Output the full listing verbatim.

#### Data excerpts:
......

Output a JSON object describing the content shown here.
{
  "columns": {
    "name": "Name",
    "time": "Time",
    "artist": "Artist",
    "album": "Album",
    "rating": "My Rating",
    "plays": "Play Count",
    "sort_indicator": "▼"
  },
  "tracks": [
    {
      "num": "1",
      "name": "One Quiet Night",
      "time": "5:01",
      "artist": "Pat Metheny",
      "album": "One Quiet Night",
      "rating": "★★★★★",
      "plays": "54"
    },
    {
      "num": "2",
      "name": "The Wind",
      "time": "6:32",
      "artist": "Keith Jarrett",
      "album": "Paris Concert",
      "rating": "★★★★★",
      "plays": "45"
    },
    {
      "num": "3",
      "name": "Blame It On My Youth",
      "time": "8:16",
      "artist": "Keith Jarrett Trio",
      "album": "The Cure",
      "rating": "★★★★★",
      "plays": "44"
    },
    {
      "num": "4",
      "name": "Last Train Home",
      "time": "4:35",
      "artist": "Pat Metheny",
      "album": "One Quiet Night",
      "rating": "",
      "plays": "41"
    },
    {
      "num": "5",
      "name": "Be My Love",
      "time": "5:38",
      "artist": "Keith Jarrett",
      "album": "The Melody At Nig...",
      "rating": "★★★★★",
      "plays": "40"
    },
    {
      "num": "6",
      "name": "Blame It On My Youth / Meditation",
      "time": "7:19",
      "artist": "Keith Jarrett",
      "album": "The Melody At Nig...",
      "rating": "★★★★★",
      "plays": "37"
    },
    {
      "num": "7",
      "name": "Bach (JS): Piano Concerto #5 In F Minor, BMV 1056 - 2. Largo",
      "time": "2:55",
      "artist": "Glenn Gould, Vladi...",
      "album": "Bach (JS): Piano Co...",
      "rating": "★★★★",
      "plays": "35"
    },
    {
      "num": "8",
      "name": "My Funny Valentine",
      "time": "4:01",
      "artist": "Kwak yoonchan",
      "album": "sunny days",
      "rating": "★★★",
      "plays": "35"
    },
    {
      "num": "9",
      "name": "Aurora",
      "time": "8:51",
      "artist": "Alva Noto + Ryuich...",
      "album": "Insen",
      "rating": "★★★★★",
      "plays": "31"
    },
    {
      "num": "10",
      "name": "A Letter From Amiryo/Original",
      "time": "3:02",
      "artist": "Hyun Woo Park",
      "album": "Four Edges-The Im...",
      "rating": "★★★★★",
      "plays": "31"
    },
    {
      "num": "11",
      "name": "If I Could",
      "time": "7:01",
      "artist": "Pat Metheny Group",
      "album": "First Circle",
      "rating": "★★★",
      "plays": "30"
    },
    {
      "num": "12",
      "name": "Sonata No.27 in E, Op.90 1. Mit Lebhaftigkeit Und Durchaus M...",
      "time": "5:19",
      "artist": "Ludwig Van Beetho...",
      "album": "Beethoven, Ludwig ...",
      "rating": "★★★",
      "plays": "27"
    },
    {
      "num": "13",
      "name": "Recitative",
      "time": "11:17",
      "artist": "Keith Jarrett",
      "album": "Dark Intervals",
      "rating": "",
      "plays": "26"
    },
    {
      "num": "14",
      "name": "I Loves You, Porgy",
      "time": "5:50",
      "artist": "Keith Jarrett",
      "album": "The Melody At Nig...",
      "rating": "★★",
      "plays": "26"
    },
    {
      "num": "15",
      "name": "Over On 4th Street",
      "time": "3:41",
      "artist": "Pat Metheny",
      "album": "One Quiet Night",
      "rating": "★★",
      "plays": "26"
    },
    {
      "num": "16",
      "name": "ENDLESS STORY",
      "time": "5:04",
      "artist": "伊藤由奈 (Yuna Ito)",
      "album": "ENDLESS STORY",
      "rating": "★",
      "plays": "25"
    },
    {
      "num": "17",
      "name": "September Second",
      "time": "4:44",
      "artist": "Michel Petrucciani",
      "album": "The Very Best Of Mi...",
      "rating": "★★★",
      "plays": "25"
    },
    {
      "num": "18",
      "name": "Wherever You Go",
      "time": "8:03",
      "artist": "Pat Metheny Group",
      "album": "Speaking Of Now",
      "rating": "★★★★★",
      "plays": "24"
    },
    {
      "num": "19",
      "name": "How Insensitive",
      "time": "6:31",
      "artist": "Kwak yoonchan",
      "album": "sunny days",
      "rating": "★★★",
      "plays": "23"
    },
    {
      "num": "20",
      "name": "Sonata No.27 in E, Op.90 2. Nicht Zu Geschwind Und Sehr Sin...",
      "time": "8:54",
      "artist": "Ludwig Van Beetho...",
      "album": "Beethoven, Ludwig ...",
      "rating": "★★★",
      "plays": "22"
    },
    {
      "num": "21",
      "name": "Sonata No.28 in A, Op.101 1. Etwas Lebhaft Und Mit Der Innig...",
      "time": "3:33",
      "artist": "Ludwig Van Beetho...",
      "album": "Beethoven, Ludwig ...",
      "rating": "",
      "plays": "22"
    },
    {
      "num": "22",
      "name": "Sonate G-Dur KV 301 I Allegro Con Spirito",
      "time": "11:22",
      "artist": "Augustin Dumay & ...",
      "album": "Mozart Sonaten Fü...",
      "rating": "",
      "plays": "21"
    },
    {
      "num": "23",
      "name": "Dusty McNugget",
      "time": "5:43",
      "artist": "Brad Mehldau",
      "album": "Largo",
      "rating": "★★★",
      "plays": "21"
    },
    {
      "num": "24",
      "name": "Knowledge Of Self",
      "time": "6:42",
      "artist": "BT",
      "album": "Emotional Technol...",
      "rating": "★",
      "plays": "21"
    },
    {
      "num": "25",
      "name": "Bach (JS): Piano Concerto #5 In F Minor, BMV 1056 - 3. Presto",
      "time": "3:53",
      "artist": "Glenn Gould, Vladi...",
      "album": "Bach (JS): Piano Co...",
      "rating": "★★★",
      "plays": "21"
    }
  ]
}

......

#### Output of the exercise:
Output a JSON object describing the content shown here.
{
  "columns": {
    "name": "Name",
    "time": "Time",
    "artist": "Artist",
    "album": "Album",
    "rating": "My Rating",
    "plays": "Play Count",
    "sort_indicator": "▼"
  },
  "tracks": [
    {
      "num": "1",
      "name": "One Quiet Night",
      "time": "5:01",
      "artist": "Pat Metheny",
      "album": "One Quiet Night",
      "rating": "★★★★★",
      "plays": "54"
    },
    {
      "num": "2",
      "name": "The Wind",
      "time": "6:32",
      "artist": "Keith Jarrett",
      "album": "Paris Concert",
      "rating": "★★★★★",
      "plays": "45"
    },
    {
      "num": "3",
      "name": "Blame It On My Youth",
      "time": "8:16",
      "artist": "Keith Jarrett Trio",
      "album": "The Cure",
      "rating": "★★★★★",
      "plays": "44"
    },
    {
      "num": "4",
      "name": "Last Train Home",
      "time": "4:35",
      "artist": "Pat Metheny",
      "album": "One Quiet Night",
      "rating": "",
      "plays": "41"
    },
    {
      "num": "5",
      "name": "Be My Love",
      "time": "5:38",
      "artist": "Keith Jarrett",
      "album": "The Melody At Nig...",
      "rating": "★★★★★",
      "plays": "40"
    },
    {
      "num": "6",
      "name": "Blame It On My Youth / Meditation",
      "time": "7:19",
      "artist": "Keith Jarrett",
      "album": "The Melody At Nig...",
      "rating": "★★★★★",
      "plays": "37"
    },
    {
      "num": "7",
      "name": "Bach (JS): Piano Concerto #5 In F Minor, BMV 1056 - 2. Largo",
      "time": "2:55",
      "artist": "Glenn Gould, Vladi...",
      "album": "Bach (JS): Piano Co...",
      "rating": "★★★★",
      "plays": "35"
    },
    {
      "num": "8",
      "name": "My Funny Valentine",
      "time": "4:01",
      "artist": "Kwak yoonchan",
      "album": "sunny days",
      "rating": "★★★",
      "plays": "35"
    },
    {
      "num": "9",
      "name": "Aurora",
      "time": "8:51",
      "artist": "Alva Noto + Ryuich...",
      "album": "Insen",
      "rating": "★★★★★",
      "plays": "31"
    },
    {
      "num": "10",
      "name": "A Letter From Amiryo/Original",
      "time": "3:02",
      "artist": "Hyun Woo Park",
      "album": "Four Edges-The Im...",
      "rating": "★★★★★",
      "plays": "31"
    },
    {
      "num": "11",
      "name": "If I Could",
      "time": "7:01",
      "artist": "Pat Metheny Group",
      "album": "First Circle",
      "rating": "★★★",
      "plays": "30"
    },
    {
      "num": "12",
      "name": "Sonata No.27 in E, Op.90 1. Mit Lebhaftigkeit Und Durchaus M...",
      "time": "5:19",
      "artist": "Ludwig Van Beetho...",
      "album": "Beethoven, Ludwig ...",
      "rating": "★★★",
      "plays": "27"
    },
    {
      "num": "13",
      "name": "Recitative",
      "time": "11:17",
      "artist": "Keith Jarrett",
      "album": "Dark Intervals",
      "rating": "",
      "plays": "26"
    },
    {
      "num": "14",
      "name": "I Loves You, Porgy",
      "time": "5:50",
      "artist": "Keith Jarrett",
      "album": "The Melody At Nig...",
      "rating": "★★",
      "plays": "26"
    },
    {
      "num": "15",
      "name": "Over On 4th Street",
      "time": "3:41",
      "artist": "Pat Metheny",
      "album": "One Quiet Night",
      "rating": "★★",
      "plays": "26"
    },
    {
      "num": "16",
      "name": "ENDLESS STORY",
      "time": "5:04",
      "artist": "伊藤由奈 (Yuna Ito)",
      "album": "ENDLESS STORY",
      "rating": "★",
      "plays": "25"
    },
    {
      "num": "17",
      "name": "September Second",
      "time": "4:44",
      "artist": "Michel Petrucciani",
      "album": "The Very Best Of Mi...",
      "rating": "★★★",
      "plays": "25"
    },
    {
      "num": "18",
      "name": "Wherever You Go",
      "time": "8:03",
      "artist": "Pat Metheny Group",
      "album": "Speaking Of Now",
      "rating": "★★★★★",
      "plays": "24"
    },
    {
      "num": "19",
      "name": "How Insensitive",
      "time": "6:31",
      "artist": "Kwak yoonchan",
      "album": "sunny days",
      "rating": "★★★",
      "plays": "23"
    },
    {
      "num": "20",
      "name": "Sonata No.27 in E, Op.90 2. Nicht Zu Geschwind Und Sehr Sin...",
      "time": "8:54",
      "artist": "Ludwig Van Beetho...",
      "album": "Beethoven, Ludwig ...",
      "rating": "★★★",
      "plays": "22"
    },
    {
      "num": "21",
      "name": "Sonata No.28 in A, Op.101 1. Etwas Lebhaft Und Mit Der Innig...",
      "time": "3:33",
      "artist": "Ludwig Van Beetho...",
      "album": "Beethoven, Ludwig ...",
      "rating": "",
      "plays": "22"
    },
    {
      "num": "22",
      "name": "Sonate G-Dur KV 301 I Allegro Con Spirito",
      "time": "11:22",
      "artist": "Augustin Dumay & ...",
      "album": "Mozart Sonaten Fü...",
      "rating": "",
      "plays": "21"
    },
    {
      "num": "23",
      "name": "Dusty McNugget",
      "time": "5:43",
      "artist": "Brad Mehldau",
      "album": "Largo",
      "rating": "★★★",
      "plays": "21"
    },
    {
      "num": "24",
      "name": "Knowledge Of Self",
      "time": "6:42",
      "artist": "BT",
      "album": "Emotional Technol...",
      "rating": "★",
      "plays": "21"
    },
    {
      "num": "25",
      "name": "Bach (JS): Piano Concerto #5 In F Minor, BMV 1056 - 3. Presto",
      "time": "3:53",
      "artist": "Glenn Gould, Vladi...",
      "album": "Bach (JS): Piano Co...",
      "rating": "★★★",
      "plays": "21"
    }
  ]
}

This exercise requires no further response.